INSTRUCTIONS FOR THE TASK ->
In your copy, leave out the pictures and repeat the entries below exactly.

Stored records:
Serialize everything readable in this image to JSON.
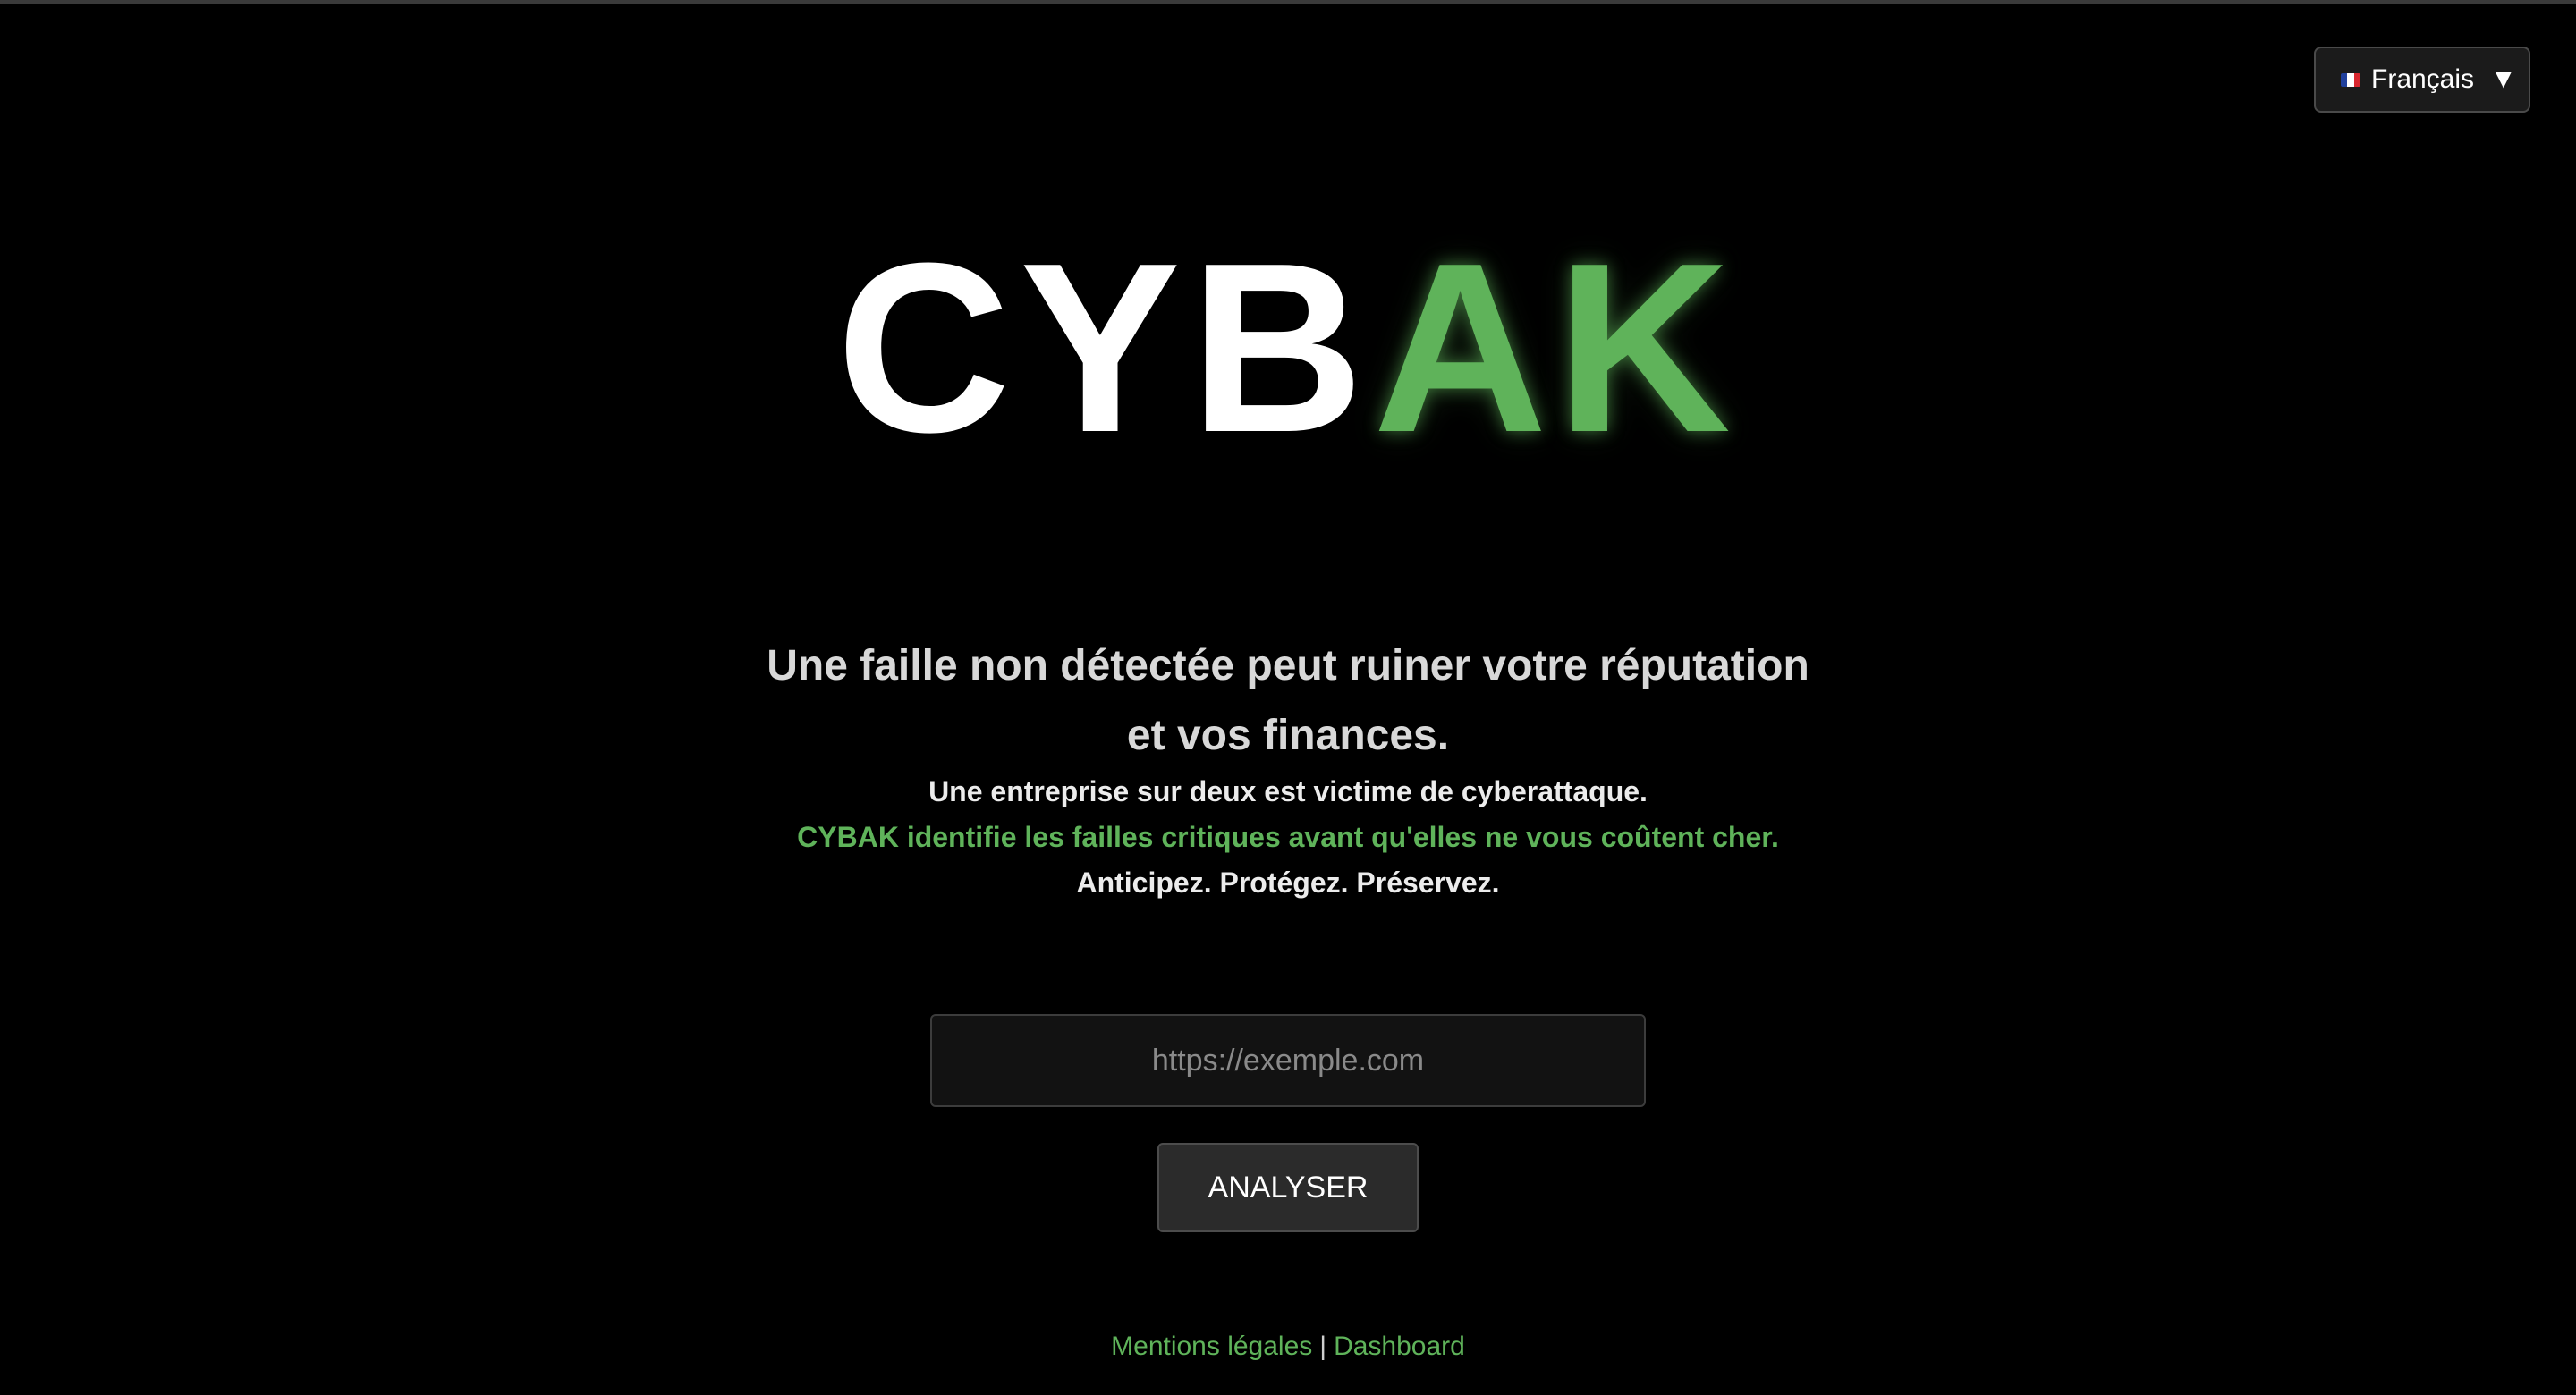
{
  "language_selector": {
    "label": "Français",
    "flag_icon": "france-flag-icon",
    "chevron_icon": "chevron-down-icon",
    "chevron_glyph": "▼"
  },
  "logo": {
    "part_white": "CYB",
    "part_green": "AK"
  },
  "hero": {
    "headline_line1": "Une faille non détectée peut ruiner votre réputation",
    "headline_line2": "et vos finances.",
    "subline1": "Une entreprise sur deux est victime de cyberattaque.",
    "subline2": "CYBAK identifie les failles critiques avant qu'elles ne vous coûtent cher.",
    "subline3": "Anticipez. Protégez. Préservez."
  },
  "form": {
    "url_placeholder": "https://exemple.com",
    "url_value": "",
    "analyze_label": "ANALYSER"
  },
  "footer": {
    "legal_link": "Mentions légales",
    "separator": "|",
    "dashboard_link": "Dashboard"
  },
  "colors": {
    "background": "#000000",
    "accent_green": "#5fb35a",
    "text_light": "#ececec"
  }
}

ANSWER BOX ->
Serialize everything readable in this image to JSON.
{
  "language_selector": {
    "label": "Français",
    "flag_icon": "france-flag-icon",
    "chevron_icon": "chevron-down-icon",
    "chevron_glyph": "▼"
  },
  "logo": {
    "part_white": "CYB",
    "part_green": "AK"
  },
  "hero": {
    "headline_line1": "Une faille non détectée peut ruiner votre réputation",
    "headline_line2": "et vos finances.",
    "subline1": "Une entreprise sur deux est victime de cyberattaque.",
    "subline2": "CYBAK identifie les failles critiques avant qu'elles ne vous coûtent cher.",
    "subline3": "Anticipez. Protégez. Préservez."
  },
  "form": {
    "url_placeholder": "https://exemple.com",
    "url_value": "",
    "analyze_label": "ANALYSER"
  },
  "footer": {
    "legal_link": "Mentions légales",
    "separator": "|",
    "dashboard_link": "Dashboard"
  },
  "colors": {
    "background": "#000000",
    "accent_green": "#5fb35a",
    "text_light": "#ececec"
  }
}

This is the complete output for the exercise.